Ranked: Christopher Nolan
9. The Dark Knight Rises
The final chapter in Nolan’s Batman trilogy had giant shoes to fill. It was following a summer blockbuster that happened to be the highest grossing movie of that year, eventually crossing $1 billion worldwide, and was met with so much near-unanimous critical acclaim that it was considered an Oscar snub come award time. Those are almost insurmountable odds for any movie to overcome, and I think Rises flounders trying to. Still an entertaining superhero movie, but not the capper to The Dark Knight we were all hoping for.
Nolan’s feature debut shot in cheap black-and-white like fellow indie debuts Clerks and Pi. Reminiscent of Alfred Hitchcock, a curious wannabe-writer obsessed with following people gets tangled with a crafty burglar who takes more pleasure in being in people’s private spaces than actually taking their things. It’s a clever neo-noir that demonstrates Nolan’s preference for pretzel-like cinema puzzles. Unfortunately, it never quite overcomes its inherent amateurishness.

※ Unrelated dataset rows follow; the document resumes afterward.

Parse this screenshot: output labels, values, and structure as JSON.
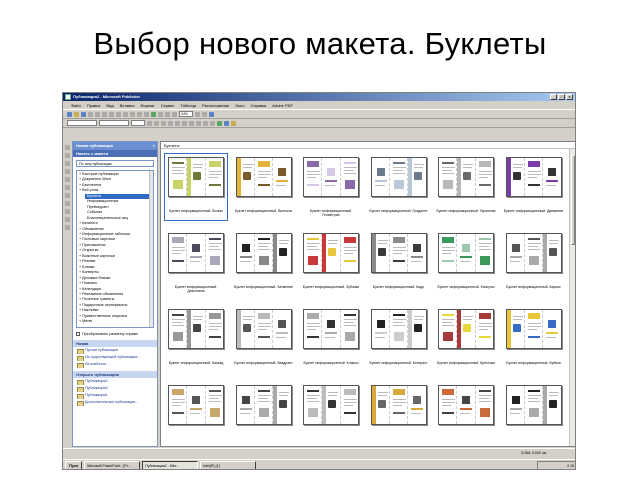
{
  "slide": {
    "title": "Выбор нового макета. Буклеты"
  },
  "window": {
    "title": "Публикация2 - Microsoft Publisher",
    "btn_min": "_",
    "btn_max": "□",
    "btn_close": "×"
  },
  "menu": [
    "Файл",
    "Правка",
    "Вид",
    "Вставка",
    "Формат",
    "Сервис",
    "Таблица",
    "Расположение",
    "Окно",
    "Справка",
    "Adobe PDF"
  ],
  "toolbar": {
    "zoom": "44%"
  },
  "taskpane": {
    "header": "Новая публикация",
    "close": "×",
    "section_title": "Начать с макета",
    "select_value": "По типу публикации",
    "tree": [
      {
        "label": "Быстрые публикации",
        "level": 0
      },
      {
        "label": "Документы Word",
        "level": 0
      },
      {
        "label": "Бюллетени",
        "level": 0
      },
      {
        "label": "Веб-узлы",
        "level": 0
      },
      {
        "label": "Буклеты",
        "level": 1,
        "selected": true
      },
      {
        "label": "Информационные",
        "level": 1
      },
      {
        "label": "Прейскурант",
        "level": 1
      },
      {
        "label": "События",
        "level": 1
      },
      {
        "label": "Благотворительные акц",
        "level": 1
      },
      {
        "label": "Каталоги",
        "level": 0
      },
      {
        "label": "Объявления",
        "level": 0
      },
      {
        "label": "Информационные таблички",
        "level": 0
      },
      {
        "label": "Почтовые карточки",
        "level": 0
      },
      {
        "label": "Приглашения",
        "level": 0
      },
      {
        "label": "Открытки",
        "level": 0
      },
      {
        "label": "Визитные карточки",
        "level": 0
      },
      {
        "label": "Резюме",
        "level": 0
      },
      {
        "label": "Бланки",
        "level": 0
      },
      {
        "label": "Конверты",
        "level": 0
      },
      {
        "label": "Деловые бланки",
        "level": 0
      },
      {
        "label": "Плакаты",
        "level": 0
      },
      {
        "label": "Календари",
        "level": 0
      },
      {
        "label": "Рекламные объявления",
        "level": 0
      },
      {
        "label": "Почетные грамоты",
        "level": 0
      },
      {
        "label": "Подарочные сертификаты",
        "level": 0
      },
      {
        "label": "Наклейки",
        "level": 0
      },
      {
        "label": "Приветственные открытки",
        "level": 0
      },
      {
        "label": "Меню",
        "level": 0
      }
    ],
    "checkbox_label": "Преобразовать разметку справа",
    "new_section": "Новая",
    "new_links": [
      "Пустая публикация",
      "Из существующей публикации...",
      "Из шаблона..."
    ],
    "open_section": "Открыть публикацию",
    "open_links": [
      "Публикация2",
      "Публикация3",
      "Публикация1",
      "Дополнительные публикации..."
    ]
  },
  "gallery": {
    "header": "Буклеты",
    "items": [
      {
        "caption": "Буклет информационный. Волны",
        "a": "#c9d36a",
        "b": "#6b7a3a",
        "selected": true
      },
      {
        "caption": "Буклет информационный. Выносок",
        "a": "#e2b43a",
        "b": "#7a5a2a"
      },
      {
        "caption": "Буклет информационный. Геометрия",
        "a": "#8a6aa8",
        "b": "#d8c8e8"
      },
      {
        "caption": "Буклет информационный. Градиент",
        "a": "#b8c8d8",
        "b": "#6a7a8a"
      },
      {
        "caption": "Буклет информационный. Гармония",
        "a": "#b8b8b8",
        "b": "#6a6a6a"
      },
      {
        "caption": "Буклет информационный. Движение",
        "a": "#7a3aa8",
        "b": "#333333"
      },
      {
        "caption": "Буклет информационный. Диагональ",
        "a": "#a8a8b8",
        "b": "#4a4a5a"
      },
      {
        "caption": "Буклет информационный. Затмение",
        "a": "#888888",
        "b": "#222222"
      },
      {
        "caption": "Буклет информационный. Зубчики",
        "a": "#c83a3a",
        "b": "#e8c83a"
      },
      {
        "caption": "Буклет информационный. Кадр",
        "a": "#8a8a8a",
        "b": "#3a3a3a"
      },
      {
        "caption": "Буклет информационный. Капсулы",
        "a": "#3a9a5a",
        "b": "#9ac8a8"
      },
      {
        "caption": "Буклет информационный. Каркас",
        "a": "#aaaaaa",
        "b": "#555555"
      },
      {
        "caption": "Буклет информационный. Каскад",
        "a": "#999999",
        "b": "#444444"
      },
      {
        "caption": "Буклет информационный. Квадрант",
        "a": "#bbbbbb",
        "b": "#555555"
      },
      {
        "caption": "Буклет информационный. Кляксы",
        "a": "#aaaaaa",
        "b": "#333333"
      },
      {
        "caption": "Буклет информационный. Контраст",
        "a": "#cccccc",
        "b": "#222222"
      },
      {
        "caption": "Буклет информационный. Крестики",
        "a": "#a83a3a",
        "b": "#e8d83a"
      },
      {
        "caption": "Буклет информационный. Кубики",
        "a": "#e8c83a",
        "b": "#3a6ac8"
      },
      {
        "caption": "",
        "a": "#c8a86a",
        "b": "#555555"
      },
      {
        "caption": "",
        "a": "#aaaaaa",
        "b": "#444444"
      },
      {
        "caption": "",
        "a": "#bbbbbb",
        "b": "#333333"
      },
      {
        "caption": "",
        "a": "#d8a83a",
        "b": "#666666"
      },
      {
        "caption": "",
        "a": "#c86a3a",
        "b": "#444444"
      },
      {
        "caption": "",
        "a": "#aaaaaa",
        "b": "#222222"
      }
    ]
  },
  "statusbar": {
    "coords": "5,066; 5,500 см."
  },
  "taskbar": {
    "start": "Пуск",
    "tasks": [
      {
        "label": "Microsoft PowerPoint - [Pr...",
        "active": false
      },
      {
        "label": "Публикация2 - Micr...",
        "active": true
      },
      {
        "label": "Intel(R) [1]",
        "active": false
      }
    ],
    "clock": "0:18"
  }
}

Interstellar is Nolan’s newest giant puzzle. It stars Matthew McConaughey as a NASA engineer/pilot forced into farming when a deadly plague, known as The Blight, decimates the world’s food supply. He is chosen to captain a space expedition to find a new planet to call home using a newly discovered wormhole as a shortcut. Using this theoretical science, Nolan intertwines the intangible elements that bind us to the people we love with the corners of science that we haven’t quite figured out yet. Although it is often dramatically heavy-handed, it does not slow down McConaughey’s comeback tour one bit as he crafts one of the more well-developed blockbuster protagonists in a long time.
This remake of a Norwegian thriller coincidentally snuck in and out of the movie theaters while everyone slept. Although well-reviewed, it never garnered any hype. It was a slow and almost dream-like thriller about an LA detective (Al Pacino) investigating a murder in Alaska during its month of sunlight. Forced into a game of cat and mouse with the primary suspect (Robin Williams), Pacino’s cop starts questioning his own sanity. It features two great performances from popular actors at a time when they were starting to deliver more bad than good, which makes it all the more sad that it went unnoticed. It also featured meticulous, exposition-less scenes of planning 6 years before “Breaking Bad” turned a lot of heads with similar scenes.

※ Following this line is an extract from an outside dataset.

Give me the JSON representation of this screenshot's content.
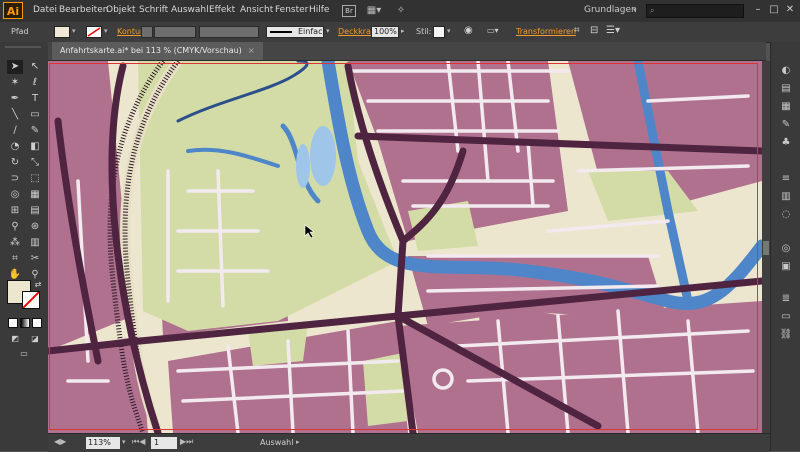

5. Batman Begins
After the dreaded bat-nipples, everyone expected Batman’s next cinematic adventure to be a little more ways off, if at all. It took the inspired hiring of Christopher Nolan to get the franchise moving again. Rather than treat Batman as an institution that already existed as a man with a plan but falsely considered an urban legend, Nolan used that preference of puzzle storytelling to reverse engineer the Caped Crusader exploring his motivation, training, and the development of his tech and persona. If you can deal with it erasing some of the mystique of the cowl, you will be rewarded with a more interesting focus on Bruce Wayne (played awesomely by Christian Bale).
The end-all, be-all of Nolan puzzles stars Guy Pearce as a vengeful husband incapable of making new memories since the death of his wife. Tattooing clues on his body and taking Polaroids of important people, he constantly pieces the puzzles together over and over taking obsession to a new tragic height. The real star of the vehicle though is the fractured timeline gambit that makes sure that at least half the scenes include the audience having as much information as the protagonist.
3. The Dark Knight
The Dark Knight is one of the most fascinating superhero movies. It went above and beyond the call for a big budget movie that would usually get treated like Hollywood fluff should be. It was masterfully put together by Christopher Nolan with two of the better supporting actors of 2008, both Heath Ledger and Aaron Eckhart, not to under sell the performance of Christian Bale. Its a shame that award shows like the Oscars did not consider it, but there is no question that it will outlive the rest of nominees even if it didn’t earn over $500 million at the box office.
Leonardo DiCaprio plays Cobb (lifting a name from Nolan’s debut), a dream thief, hired to do the most difficult type of corporate espionage there is: inception, planting an idea in a subject so that they think they came up with it themselves. Movie physics re already pretty bad, when you add dream logic it is hard to know where reality begins and ends. With Inception that is part of the fun. Nolan essentially crafts a bigger blockbuster than any of his superhero movies with scenes seemingly lifted from so many different Bond films with members of Cobb’s dream team living out their own action movie fantasies.
1. The Prestige
Many will probably find it strange that The Prestige is at the top of the pile, but I love it. It is a smart thriller that repurposes old tricks and makes them feel fresh and new again. Not without Nolan’s puzzle trademarks, it focuses much more this time on his other trademark: obsession. It stars Wolverine (I mean, Hugh Jackman) and Batman (I mean, Christian Bale) as rival magicians whose one-ups-man-ship leads to deadly results. Both actors give one of their best performances.